- _Task to carry out_:
In the material below, the lines containing the word "Guest" are required; copy each of them.

- _Records shown_:
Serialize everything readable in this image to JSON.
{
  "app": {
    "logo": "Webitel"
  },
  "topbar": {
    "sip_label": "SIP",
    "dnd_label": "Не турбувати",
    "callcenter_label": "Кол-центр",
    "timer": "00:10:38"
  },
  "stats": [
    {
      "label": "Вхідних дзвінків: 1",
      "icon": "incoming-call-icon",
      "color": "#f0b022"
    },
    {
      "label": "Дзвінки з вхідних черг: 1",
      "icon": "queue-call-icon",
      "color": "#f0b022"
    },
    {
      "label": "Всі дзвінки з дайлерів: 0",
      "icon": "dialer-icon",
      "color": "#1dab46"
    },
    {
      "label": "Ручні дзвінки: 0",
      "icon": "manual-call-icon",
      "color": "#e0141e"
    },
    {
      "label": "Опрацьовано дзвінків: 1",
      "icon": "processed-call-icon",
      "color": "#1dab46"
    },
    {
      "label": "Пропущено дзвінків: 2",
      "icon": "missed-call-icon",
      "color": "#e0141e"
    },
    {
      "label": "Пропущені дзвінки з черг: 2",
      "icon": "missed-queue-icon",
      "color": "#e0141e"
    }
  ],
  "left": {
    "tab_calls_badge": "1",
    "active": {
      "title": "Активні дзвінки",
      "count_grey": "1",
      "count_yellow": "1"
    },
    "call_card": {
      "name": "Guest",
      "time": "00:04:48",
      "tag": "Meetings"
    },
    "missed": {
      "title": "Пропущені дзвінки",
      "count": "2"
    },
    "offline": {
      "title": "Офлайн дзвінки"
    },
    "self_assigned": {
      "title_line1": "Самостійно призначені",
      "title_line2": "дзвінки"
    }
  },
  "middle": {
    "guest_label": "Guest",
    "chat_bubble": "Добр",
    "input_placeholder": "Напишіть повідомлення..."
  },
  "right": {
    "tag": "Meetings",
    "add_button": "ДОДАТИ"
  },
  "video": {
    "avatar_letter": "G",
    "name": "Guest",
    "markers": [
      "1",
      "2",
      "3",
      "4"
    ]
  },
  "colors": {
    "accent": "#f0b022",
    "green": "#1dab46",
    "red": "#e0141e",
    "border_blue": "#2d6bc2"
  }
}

- _The answer_:
      "name": "Guest",
    "guest_label": "Guest",
    "name": "Guest",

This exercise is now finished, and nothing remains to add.